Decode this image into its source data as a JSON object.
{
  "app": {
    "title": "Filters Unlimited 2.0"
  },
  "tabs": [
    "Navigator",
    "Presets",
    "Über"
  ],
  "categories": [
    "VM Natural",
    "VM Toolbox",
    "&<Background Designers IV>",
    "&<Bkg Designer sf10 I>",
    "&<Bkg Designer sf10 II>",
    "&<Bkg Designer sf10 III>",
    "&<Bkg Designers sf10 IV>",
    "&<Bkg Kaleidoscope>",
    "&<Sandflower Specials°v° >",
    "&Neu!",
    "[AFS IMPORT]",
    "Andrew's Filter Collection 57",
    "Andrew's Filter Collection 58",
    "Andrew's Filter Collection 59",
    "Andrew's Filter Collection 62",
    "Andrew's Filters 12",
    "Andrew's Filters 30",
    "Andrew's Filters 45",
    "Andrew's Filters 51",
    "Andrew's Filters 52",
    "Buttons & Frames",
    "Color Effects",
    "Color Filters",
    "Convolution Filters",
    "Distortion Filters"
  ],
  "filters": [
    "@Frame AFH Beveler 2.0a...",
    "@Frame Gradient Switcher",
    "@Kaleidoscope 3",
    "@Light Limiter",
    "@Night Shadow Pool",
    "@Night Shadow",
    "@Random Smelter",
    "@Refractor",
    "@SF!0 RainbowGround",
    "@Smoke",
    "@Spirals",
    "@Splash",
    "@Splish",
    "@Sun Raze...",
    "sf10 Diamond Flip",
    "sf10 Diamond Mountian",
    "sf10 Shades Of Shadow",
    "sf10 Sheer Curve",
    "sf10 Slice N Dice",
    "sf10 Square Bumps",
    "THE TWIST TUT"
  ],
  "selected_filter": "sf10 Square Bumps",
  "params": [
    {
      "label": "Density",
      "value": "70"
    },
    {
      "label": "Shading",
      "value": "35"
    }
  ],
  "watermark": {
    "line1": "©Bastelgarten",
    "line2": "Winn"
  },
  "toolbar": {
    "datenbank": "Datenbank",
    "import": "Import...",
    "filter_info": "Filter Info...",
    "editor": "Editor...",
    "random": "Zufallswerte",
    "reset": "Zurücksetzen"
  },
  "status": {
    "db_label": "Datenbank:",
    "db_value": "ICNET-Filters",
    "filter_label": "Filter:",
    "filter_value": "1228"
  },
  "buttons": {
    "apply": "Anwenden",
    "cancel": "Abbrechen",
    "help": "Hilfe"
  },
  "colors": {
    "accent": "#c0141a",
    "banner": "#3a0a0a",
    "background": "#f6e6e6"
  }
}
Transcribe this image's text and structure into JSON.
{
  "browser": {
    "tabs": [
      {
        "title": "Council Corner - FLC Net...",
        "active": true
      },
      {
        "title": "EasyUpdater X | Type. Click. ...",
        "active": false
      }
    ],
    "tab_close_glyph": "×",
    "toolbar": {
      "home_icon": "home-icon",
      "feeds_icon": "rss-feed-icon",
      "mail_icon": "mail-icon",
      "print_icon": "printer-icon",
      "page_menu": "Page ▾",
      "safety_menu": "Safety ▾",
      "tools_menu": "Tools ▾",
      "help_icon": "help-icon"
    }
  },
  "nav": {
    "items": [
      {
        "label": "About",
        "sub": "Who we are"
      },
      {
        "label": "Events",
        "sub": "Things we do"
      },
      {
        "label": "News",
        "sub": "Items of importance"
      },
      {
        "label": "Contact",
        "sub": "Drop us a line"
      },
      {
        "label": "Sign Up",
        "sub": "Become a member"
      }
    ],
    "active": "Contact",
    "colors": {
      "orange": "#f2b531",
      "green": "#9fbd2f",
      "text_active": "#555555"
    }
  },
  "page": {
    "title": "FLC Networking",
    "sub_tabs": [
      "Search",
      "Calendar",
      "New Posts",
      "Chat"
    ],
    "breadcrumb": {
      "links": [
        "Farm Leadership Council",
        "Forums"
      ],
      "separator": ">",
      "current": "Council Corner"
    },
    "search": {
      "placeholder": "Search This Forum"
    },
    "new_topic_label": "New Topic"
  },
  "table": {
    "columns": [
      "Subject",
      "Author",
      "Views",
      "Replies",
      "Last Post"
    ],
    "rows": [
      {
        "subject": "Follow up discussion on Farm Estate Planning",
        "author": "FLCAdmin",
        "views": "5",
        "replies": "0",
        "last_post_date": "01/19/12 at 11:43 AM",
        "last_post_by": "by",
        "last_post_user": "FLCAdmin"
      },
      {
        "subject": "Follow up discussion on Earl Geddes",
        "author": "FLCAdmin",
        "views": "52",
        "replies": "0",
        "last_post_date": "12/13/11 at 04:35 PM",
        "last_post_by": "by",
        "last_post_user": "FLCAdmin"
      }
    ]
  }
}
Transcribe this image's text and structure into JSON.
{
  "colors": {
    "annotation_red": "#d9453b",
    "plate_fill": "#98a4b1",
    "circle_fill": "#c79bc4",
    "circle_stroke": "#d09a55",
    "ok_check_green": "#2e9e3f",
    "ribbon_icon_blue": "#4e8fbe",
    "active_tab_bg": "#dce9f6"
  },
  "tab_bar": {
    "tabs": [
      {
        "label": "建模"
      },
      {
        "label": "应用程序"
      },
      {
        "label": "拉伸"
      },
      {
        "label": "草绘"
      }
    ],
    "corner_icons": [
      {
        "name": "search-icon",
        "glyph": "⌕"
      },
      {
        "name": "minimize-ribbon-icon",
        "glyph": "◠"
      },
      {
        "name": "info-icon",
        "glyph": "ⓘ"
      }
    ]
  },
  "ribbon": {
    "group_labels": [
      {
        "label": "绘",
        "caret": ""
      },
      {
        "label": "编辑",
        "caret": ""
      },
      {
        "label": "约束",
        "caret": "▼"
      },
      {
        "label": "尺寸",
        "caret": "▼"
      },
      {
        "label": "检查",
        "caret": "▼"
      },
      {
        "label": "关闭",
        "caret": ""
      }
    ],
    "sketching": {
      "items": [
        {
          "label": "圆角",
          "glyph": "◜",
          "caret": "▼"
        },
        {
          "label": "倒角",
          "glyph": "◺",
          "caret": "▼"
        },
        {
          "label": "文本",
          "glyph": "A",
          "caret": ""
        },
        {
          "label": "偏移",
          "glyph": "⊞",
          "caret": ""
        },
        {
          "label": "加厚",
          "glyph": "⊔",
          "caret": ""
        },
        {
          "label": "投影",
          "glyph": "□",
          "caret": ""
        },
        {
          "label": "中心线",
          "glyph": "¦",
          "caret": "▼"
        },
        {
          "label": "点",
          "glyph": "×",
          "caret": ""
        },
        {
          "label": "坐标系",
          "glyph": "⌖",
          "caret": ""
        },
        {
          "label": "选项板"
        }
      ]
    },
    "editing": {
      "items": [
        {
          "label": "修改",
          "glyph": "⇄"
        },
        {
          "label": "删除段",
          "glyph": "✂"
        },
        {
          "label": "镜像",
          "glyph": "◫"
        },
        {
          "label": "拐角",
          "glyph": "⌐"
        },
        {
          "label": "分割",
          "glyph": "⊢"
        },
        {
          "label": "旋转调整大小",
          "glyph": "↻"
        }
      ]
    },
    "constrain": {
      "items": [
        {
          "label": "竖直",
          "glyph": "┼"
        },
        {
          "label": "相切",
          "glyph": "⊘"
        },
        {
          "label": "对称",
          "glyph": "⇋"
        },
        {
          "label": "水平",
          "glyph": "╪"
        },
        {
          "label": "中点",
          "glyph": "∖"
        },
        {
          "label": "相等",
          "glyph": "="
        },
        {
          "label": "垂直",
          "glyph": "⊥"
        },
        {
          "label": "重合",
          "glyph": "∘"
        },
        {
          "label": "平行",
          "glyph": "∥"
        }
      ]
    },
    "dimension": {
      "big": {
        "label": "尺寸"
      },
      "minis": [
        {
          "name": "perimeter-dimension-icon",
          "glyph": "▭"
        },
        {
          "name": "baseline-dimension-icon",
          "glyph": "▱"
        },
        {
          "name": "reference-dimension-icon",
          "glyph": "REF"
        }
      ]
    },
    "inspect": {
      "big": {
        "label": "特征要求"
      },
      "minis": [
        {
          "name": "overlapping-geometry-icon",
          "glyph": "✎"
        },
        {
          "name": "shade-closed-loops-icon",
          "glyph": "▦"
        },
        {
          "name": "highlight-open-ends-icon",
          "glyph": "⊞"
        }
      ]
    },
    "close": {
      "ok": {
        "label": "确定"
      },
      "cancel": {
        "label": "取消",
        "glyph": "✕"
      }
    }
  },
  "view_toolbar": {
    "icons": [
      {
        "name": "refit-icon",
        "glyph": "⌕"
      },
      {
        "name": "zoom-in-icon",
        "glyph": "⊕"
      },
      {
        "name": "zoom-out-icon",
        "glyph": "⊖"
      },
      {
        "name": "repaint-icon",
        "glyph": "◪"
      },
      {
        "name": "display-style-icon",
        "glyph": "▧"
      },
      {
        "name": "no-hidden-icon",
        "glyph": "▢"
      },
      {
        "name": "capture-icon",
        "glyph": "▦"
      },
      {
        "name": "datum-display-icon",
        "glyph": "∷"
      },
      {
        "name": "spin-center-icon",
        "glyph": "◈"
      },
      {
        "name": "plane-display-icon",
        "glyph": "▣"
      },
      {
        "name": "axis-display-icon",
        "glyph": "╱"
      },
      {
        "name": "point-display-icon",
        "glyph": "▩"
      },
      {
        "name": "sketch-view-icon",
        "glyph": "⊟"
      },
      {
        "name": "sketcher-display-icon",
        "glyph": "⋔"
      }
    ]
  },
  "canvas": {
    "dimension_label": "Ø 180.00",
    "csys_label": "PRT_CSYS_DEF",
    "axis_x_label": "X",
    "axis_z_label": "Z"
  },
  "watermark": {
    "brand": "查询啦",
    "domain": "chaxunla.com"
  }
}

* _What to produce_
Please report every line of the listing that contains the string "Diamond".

* _Output_
    "sf10 Diamond Flip",
    "sf10 Diamond Mountian",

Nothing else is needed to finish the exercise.